- _WHAT THIS TASK INVOLVES_
Read through the listing and copy every line that contains the word "Bootstrap".

- _DATA LISTING_

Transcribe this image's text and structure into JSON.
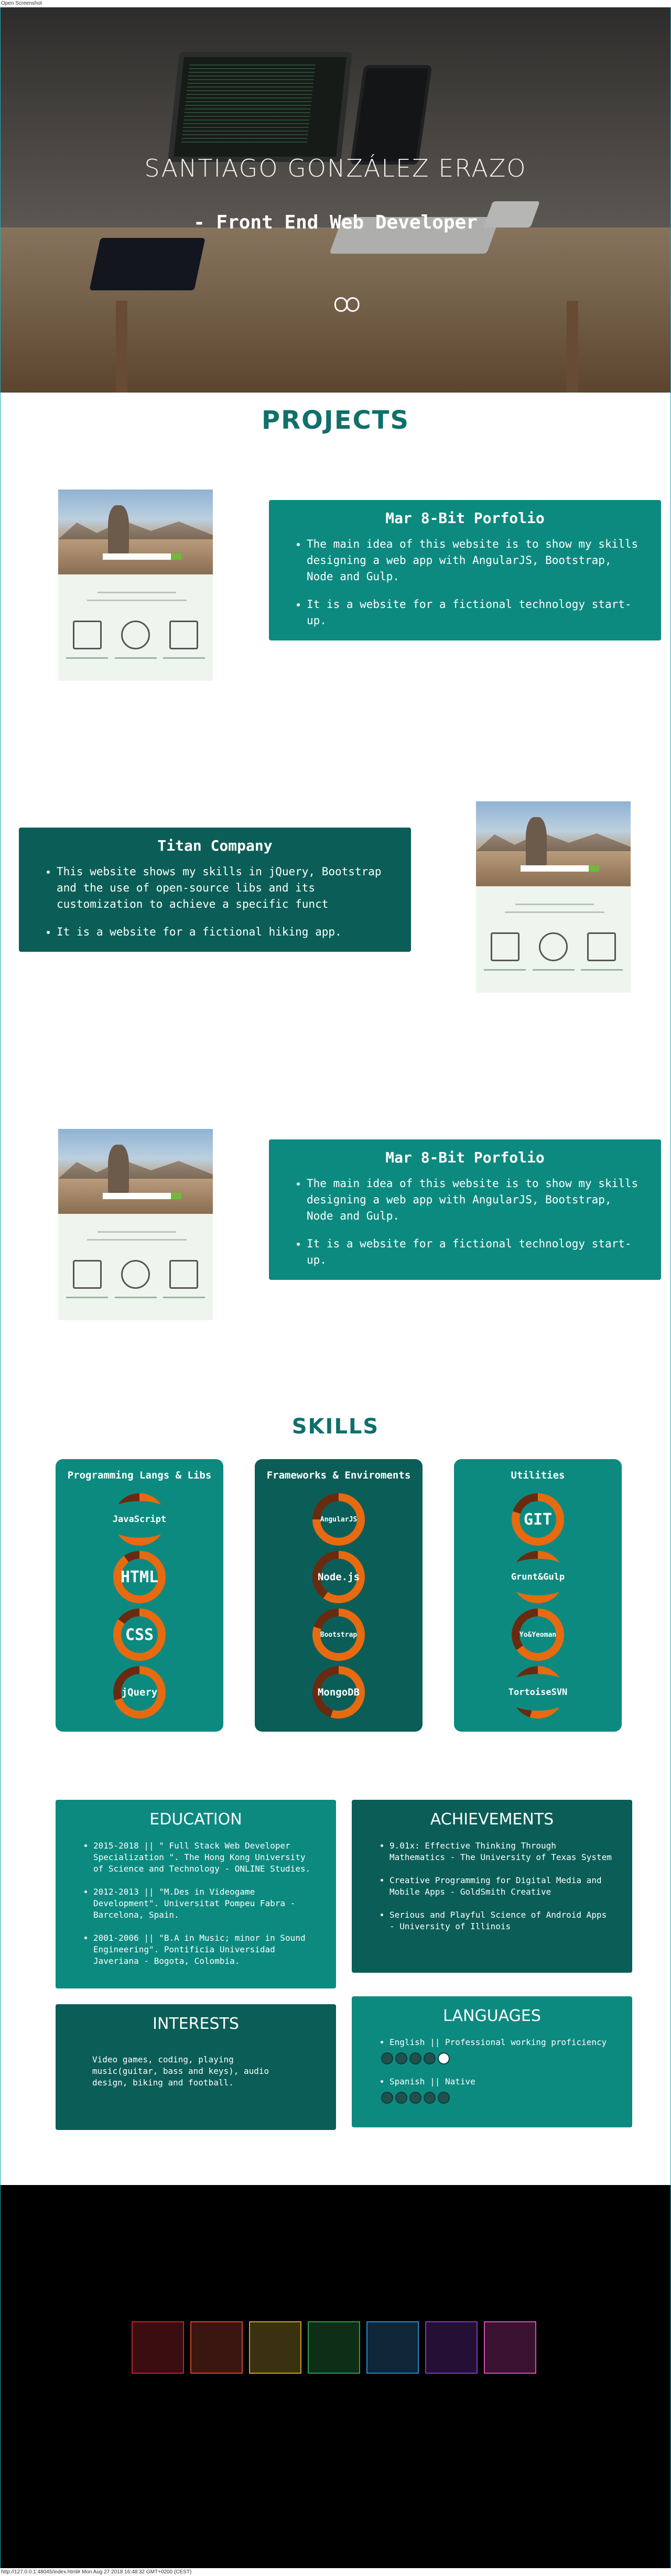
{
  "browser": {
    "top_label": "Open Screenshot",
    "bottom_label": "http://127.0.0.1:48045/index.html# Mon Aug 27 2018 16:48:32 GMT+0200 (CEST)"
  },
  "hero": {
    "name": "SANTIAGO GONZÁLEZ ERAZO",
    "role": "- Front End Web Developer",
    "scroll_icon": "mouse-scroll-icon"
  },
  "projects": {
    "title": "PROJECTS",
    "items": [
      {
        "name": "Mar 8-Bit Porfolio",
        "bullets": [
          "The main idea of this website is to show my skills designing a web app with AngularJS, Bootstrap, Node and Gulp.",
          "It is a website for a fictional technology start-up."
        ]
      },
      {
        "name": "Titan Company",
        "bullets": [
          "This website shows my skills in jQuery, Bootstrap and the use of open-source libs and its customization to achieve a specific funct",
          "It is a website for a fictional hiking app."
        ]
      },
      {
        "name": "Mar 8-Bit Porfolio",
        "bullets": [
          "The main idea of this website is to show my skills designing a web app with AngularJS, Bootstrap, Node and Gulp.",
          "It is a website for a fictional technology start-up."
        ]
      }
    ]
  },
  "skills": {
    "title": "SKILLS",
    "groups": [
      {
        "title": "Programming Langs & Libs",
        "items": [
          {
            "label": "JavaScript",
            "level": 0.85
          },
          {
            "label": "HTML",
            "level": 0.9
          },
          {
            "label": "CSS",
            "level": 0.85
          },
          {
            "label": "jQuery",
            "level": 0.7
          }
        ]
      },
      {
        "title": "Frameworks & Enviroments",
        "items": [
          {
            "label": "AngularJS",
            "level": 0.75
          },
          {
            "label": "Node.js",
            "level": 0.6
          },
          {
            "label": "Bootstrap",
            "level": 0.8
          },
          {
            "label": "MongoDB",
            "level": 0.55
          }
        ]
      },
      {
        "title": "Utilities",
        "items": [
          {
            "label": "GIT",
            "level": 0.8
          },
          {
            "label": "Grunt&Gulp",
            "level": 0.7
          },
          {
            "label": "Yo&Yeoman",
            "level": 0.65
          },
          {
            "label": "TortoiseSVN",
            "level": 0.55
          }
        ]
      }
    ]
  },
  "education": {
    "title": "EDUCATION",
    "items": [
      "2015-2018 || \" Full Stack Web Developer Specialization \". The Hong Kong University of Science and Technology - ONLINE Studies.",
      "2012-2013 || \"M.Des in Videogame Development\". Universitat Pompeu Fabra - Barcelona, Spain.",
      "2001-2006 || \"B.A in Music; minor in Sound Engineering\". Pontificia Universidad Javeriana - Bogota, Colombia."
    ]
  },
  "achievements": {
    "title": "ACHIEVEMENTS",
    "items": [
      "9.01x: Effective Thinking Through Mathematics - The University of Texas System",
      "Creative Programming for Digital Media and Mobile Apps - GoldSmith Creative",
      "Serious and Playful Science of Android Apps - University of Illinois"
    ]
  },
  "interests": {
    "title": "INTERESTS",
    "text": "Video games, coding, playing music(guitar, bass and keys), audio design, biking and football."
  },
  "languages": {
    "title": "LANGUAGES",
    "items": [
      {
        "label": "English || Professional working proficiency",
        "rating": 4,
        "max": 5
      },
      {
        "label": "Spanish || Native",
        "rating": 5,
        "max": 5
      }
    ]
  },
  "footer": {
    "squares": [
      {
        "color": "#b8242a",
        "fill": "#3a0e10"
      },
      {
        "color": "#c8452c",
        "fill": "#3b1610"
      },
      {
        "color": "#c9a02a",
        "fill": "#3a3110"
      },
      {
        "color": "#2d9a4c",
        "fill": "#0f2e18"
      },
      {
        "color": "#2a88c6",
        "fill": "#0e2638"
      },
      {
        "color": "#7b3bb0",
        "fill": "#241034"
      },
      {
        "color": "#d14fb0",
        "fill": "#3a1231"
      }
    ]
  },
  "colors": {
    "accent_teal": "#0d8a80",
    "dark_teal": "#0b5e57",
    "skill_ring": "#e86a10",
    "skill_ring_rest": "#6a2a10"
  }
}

- _SOLUTION FOR THIS TASK_
          "The main idea of this website is to show my skills designing a web app with AngularJS, Bootstrap, Node and Gulp.",
          "This website shows my skills in jQuery, Bootstrap and the use of open-source libs and its customization to achieve a specific funct",
          "The main idea of this website is to show my skills designing a web app with AngularJS, Bootstrap, Node and Gulp.",
            "label": "Bootstrap",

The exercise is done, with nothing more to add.